Element data from apps and pages
══════════════════════════════
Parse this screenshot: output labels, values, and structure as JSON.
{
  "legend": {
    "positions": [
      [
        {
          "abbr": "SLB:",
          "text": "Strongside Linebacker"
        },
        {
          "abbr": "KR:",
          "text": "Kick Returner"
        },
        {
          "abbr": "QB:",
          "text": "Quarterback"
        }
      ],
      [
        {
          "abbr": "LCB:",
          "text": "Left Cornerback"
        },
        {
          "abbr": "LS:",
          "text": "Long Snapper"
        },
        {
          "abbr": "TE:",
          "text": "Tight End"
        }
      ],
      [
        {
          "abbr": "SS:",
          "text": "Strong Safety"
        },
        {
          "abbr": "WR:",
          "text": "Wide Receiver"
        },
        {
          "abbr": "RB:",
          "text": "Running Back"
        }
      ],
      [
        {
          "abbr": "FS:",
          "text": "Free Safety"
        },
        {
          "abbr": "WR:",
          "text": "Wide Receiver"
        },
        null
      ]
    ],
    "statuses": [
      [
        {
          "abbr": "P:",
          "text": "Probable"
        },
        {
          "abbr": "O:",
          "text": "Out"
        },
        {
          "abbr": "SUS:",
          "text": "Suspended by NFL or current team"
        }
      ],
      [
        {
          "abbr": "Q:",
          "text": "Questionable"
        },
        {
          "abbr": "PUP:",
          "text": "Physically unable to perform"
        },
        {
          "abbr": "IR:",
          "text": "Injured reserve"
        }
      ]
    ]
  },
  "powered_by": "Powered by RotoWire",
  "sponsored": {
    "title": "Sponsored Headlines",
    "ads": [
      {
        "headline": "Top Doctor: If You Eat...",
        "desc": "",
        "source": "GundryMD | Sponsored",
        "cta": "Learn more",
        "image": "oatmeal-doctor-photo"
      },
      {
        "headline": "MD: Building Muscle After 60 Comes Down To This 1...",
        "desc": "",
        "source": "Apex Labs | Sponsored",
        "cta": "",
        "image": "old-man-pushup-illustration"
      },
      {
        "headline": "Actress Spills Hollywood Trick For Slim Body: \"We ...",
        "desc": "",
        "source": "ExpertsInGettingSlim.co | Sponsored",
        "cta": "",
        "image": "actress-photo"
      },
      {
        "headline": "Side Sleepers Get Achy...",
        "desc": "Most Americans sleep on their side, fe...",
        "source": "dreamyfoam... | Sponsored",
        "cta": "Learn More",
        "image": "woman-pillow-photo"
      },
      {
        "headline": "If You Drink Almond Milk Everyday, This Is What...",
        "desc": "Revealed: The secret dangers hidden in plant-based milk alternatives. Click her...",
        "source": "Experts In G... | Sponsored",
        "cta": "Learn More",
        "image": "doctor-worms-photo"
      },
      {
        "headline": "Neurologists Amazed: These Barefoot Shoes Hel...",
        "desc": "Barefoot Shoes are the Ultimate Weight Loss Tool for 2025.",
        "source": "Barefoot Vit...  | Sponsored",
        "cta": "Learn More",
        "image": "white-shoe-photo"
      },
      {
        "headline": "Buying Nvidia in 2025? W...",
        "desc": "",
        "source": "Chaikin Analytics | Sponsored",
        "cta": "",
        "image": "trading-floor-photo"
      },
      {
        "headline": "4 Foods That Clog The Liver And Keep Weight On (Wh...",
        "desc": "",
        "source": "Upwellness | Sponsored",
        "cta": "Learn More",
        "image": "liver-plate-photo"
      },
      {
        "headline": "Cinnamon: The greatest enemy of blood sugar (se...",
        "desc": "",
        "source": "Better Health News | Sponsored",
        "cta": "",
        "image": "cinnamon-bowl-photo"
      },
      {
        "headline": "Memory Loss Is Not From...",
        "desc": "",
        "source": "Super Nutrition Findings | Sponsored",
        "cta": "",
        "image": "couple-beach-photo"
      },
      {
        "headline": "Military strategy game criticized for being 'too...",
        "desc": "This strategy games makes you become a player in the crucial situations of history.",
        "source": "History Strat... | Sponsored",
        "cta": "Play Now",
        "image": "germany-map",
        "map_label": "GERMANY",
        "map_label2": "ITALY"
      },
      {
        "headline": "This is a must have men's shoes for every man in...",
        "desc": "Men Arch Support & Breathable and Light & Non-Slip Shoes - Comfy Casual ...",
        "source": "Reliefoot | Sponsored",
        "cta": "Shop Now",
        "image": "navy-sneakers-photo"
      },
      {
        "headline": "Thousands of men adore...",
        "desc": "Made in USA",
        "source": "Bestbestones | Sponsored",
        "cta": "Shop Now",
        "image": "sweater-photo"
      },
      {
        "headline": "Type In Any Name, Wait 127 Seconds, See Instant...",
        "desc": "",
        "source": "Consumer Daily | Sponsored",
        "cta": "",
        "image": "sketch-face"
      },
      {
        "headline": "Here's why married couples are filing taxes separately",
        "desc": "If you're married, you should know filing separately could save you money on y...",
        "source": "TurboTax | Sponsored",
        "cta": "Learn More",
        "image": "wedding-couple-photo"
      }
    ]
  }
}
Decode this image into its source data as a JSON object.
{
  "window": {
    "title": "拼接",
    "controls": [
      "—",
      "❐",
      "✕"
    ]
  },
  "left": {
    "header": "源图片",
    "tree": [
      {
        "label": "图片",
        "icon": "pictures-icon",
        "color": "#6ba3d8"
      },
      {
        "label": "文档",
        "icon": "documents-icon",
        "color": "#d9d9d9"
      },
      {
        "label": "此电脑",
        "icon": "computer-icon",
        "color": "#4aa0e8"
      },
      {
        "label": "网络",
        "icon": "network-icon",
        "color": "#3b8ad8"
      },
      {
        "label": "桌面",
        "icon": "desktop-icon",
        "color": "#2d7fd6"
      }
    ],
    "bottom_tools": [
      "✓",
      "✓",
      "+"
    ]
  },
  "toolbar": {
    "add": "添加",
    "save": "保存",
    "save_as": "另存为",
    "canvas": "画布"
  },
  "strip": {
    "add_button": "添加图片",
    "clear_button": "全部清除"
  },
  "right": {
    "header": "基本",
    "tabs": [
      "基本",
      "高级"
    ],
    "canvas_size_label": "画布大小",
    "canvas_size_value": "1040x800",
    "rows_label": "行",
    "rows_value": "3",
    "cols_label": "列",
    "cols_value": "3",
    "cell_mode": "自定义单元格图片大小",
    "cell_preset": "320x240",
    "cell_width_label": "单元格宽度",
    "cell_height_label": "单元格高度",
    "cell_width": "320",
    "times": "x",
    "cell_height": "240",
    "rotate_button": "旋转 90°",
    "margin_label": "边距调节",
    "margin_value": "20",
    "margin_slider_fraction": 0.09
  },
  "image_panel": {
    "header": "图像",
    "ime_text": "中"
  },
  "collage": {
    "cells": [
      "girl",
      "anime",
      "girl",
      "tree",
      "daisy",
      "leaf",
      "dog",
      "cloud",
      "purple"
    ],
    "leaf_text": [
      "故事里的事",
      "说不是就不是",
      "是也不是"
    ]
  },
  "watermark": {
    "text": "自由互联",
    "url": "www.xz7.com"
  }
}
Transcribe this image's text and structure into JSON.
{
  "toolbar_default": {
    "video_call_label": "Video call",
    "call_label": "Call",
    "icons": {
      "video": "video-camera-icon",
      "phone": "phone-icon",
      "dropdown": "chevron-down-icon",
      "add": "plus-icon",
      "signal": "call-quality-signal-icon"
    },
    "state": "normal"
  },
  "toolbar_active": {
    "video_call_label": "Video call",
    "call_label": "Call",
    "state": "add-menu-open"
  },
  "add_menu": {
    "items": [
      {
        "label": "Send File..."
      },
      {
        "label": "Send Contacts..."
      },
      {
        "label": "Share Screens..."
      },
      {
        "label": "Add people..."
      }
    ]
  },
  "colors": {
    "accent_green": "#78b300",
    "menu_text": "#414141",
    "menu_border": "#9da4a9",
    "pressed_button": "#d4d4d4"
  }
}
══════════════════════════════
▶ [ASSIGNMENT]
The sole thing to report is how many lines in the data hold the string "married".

▶ [RESULT OF THE TASK]
2